Latest News

Hope factory tour

Monday, February 4th, 2013 1:02pm
Category: Latest News

Hope┬áhave been designing, developing and creating some of the best mountain bike and road components for over 25 years – we’re just back from a tour of their incredible factory and we thought we’d share with you our favourite pictures.

The reception area – with a display of the company’s products

The design room

Prototype pedals, brake levers and more!

One of the interations of Hope’s new pedals

An unfinished pedal

Mounted on one of their own crankarms

What better way to used a scratched rim?

Hope say they invented mountain biking long before our American cousins – specifically on tracker bikes like this from Raleigh

It’s been beautifully restored

And hangs in pride of place in the corridor

Gearing like we’ll never see again

The palatial boardroom

Hope have big plans – one of which is to build their own velodrome…

These are some of the original plans

Velodrome on top, workshop below

The view down the corridor

Which is pretty lengthy!

Hope treat their workers well – here’s part of the chill out area

What’s that bike in the distance?

Guy Martin’s battered old shorts

Here’s that bike – the one used by Martyn Ashton in Road Bike Party

Pool anyone?

The lights room

Swarf – a by-product of all the milling, drilling and extruding that goes on

All of which is recovered and recycled

Not before it’s crushed

And turned into these swarfy nuggets

All staff get at least one bike of their choosing

And unlimited bike wash!

This is where it all starts

The metal store

Ready for extrusion and milling

More swarf

Hope’s founders Simon and Ian are passionate motorbike enthusiasts – here’s a restored Triumph

And Simon’s trials bike

More of those staff bikes

And more

All these cut-offs are recycled

The machinery is as impressive as the product it makes

Calipers being made

And off the production line

We could have spent hours watching these machines at work

Don’t touch the buttons

Disc rotor spider

Hope Director Ian Weatherill takes us through the process

Creating their brand new chainring

Disc brake rotors in the mill

The jigs are made by Hope as well as the parts

A Hope hub – before and after


Hub blanks ready to be turned into another quality hub

We were all fascinated by the machinery

And the swarf – but you might have guessed that by now

Headset blanks

Disc brake testing



One, two, three

More mesmerising machinery

Post-machined goodness

Oh look, more swarf

Faster than what?

Crankarm mid-mill

One of the Hope guys tweaks his bike for the after-work ride

They even make their own displays for bike shops

The LASER BEAM at work

These machines work 24/7 – 365

A disc brake rotor is tempered

Rotor spider

Hot to the touch, not for this robotic arm though

As you can see…

This wasn’t set up (we don’t think) – here’s our order being processed

Heaven in a cupboard?


Hope carry out 100% inspections of their product.

Here a hub gets the treatment

Big news – Hope are developing their own line of carbon products, this is their first, a seatpost.

They’re almost at the final stage too

This is where the raw carbon material sheets are stored

Levers are polished

Bundled ready for anodising

Piled for anodising

Again, another one of our orders

Chainrings prepared to be anodised

And a load of hubs and calipers too

Dunked into the anodising bath

A tray of headsets

Here’s one being lasered

And another stem that’s just been done

Tech 3 purple

Hope staff ready for their post-work ride

Pro2 Evo hubs

The world-famous wheel room

With plenty of rims ready to go

Checking out more staff bikes

All stickered up in Hope livery

Tech 3 brakes almost ready

V4 calipers finished

More Tech 3 goodness

A finished F20 pedal

And some jockey wheels

Hubs for CRC

Tech 3 levers


The warehouse with the finished product

We/you order so much there’s a dedicated rack!

Remember all those staff bikes?
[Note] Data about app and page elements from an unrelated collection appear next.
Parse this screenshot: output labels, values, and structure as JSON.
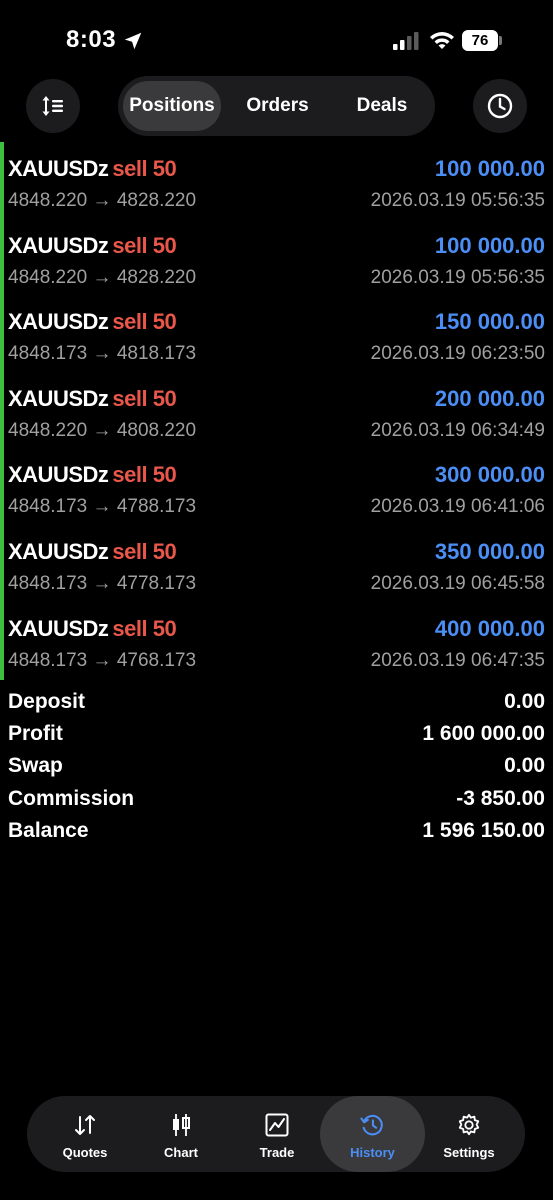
{
  "status_bar": {
    "time": "8:03",
    "battery": "76"
  },
  "toolbar": {
    "tabs": [
      {
        "label": "Positions",
        "active": true
      },
      {
        "label": "Orders",
        "active": false
      },
      {
        "label": "Deals",
        "active": false
      }
    ]
  },
  "deals": [
    {
      "symbol": "XAUUSDz",
      "side": "sell 50",
      "amount": "100 000.00",
      "open_price": "4848.220",
      "close_price": "4828.220",
      "arrow": "→",
      "time": "2026.03.19 05:56:35"
    },
    {
      "symbol": "XAUUSDz",
      "side": "sell 50",
      "amount": "100 000.00",
      "open_price": "4848.220",
      "close_price": "4828.220",
      "arrow": "→",
      "time": "2026.03.19 05:56:35"
    },
    {
      "symbol": "XAUUSDz",
      "side": "sell 50",
      "amount": "150 000.00",
      "open_price": "4848.173",
      "close_price": "4818.173",
      "arrow": "→",
      "time": "2026.03.19 06:23:50"
    },
    {
      "symbol": "XAUUSDz",
      "side": "sell 50",
      "amount": "200 000.00",
      "open_price": "4848.220",
      "close_price": "4808.220",
      "arrow": "→",
      "time": "2026.03.19 06:34:49"
    },
    {
      "symbol": "XAUUSDz",
      "side": "sell 50",
      "amount": "300 000.00",
      "open_price": "4848.173",
      "close_price": "4788.173",
      "arrow": "→",
      "time": "2026.03.19 06:41:06"
    },
    {
      "symbol": "XAUUSDz",
      "side": "sell 50",
      "amount": "350 000.00",
      "open_price": "4848.173",
      "close_price": "4778.173",
      "arrow": "→",
      "time": "2026.03.19 06:45:58"
    },
    {
      "symbol": "XAUUSDz",
      "side": "sell 50",
      "amount": "400 000.00",
      "open_price": "4848.173",
      "close_price": "4768.173",
      "arrow": "→",
      "time": "2026.03.19 06:47:35"
    }
  ],
  "summary": [
    {
      "label": "Deposit",
      "value": "0.00"
    },
    {
      "label": "Profit",
      "value": "1 600 000.00"
    },
    {
      "label": "Swap",
      "value": "0.00"
    },
    {
      "label": "Commission",
      "value": "-3 850.00"
    },
    {
      "label": "Balance",
      "value": "1 596 150.00"
    }
  ],
  "bottom_nav": [
    {
      "label": "Quotes",
      "icon": "quotes-icon",
      "active": false
    },
    {
      "label": "Chart",
      "icon": "chart-icon",
      "active": false
    },
    {
      "label": "Trade",
      "icon": "trade-icon",
      "active": false
    },
    {
      "label": "History",
      "icon": "history-icon",
      "active": true
    },
    {
      "label": "Settings",
      "icon": "gear-icon",
      "active": false
    }
  ],
  "colors": {
    "background": "#000000",
    "sell": "#e8574a",
    "amount": "#4b8ef5",
    "active_tab": "#4b8ef5",
    "profit_bar": "#3fbf3f",
    "secondary_text": "#a0a0a0"
  }
}
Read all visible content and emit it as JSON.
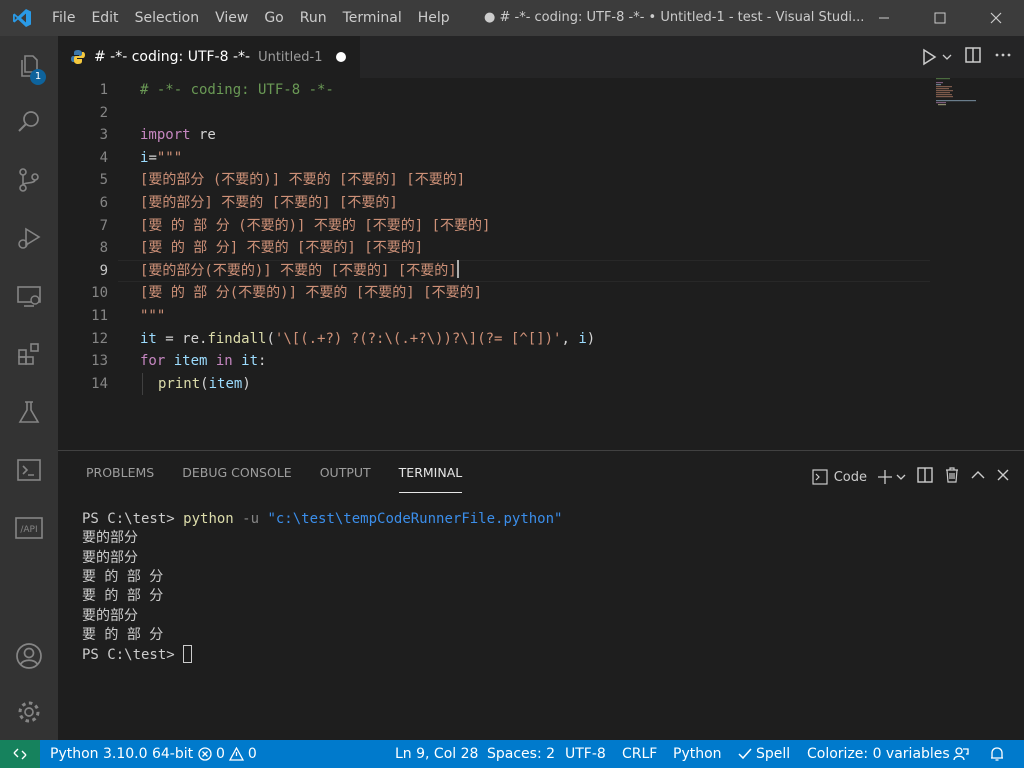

There’s a dedicated workshop to fix and fettle them too…jealous much?

Shop at
Chain Reaction Cycles

CRC Logo

Got a question?
Contact our editor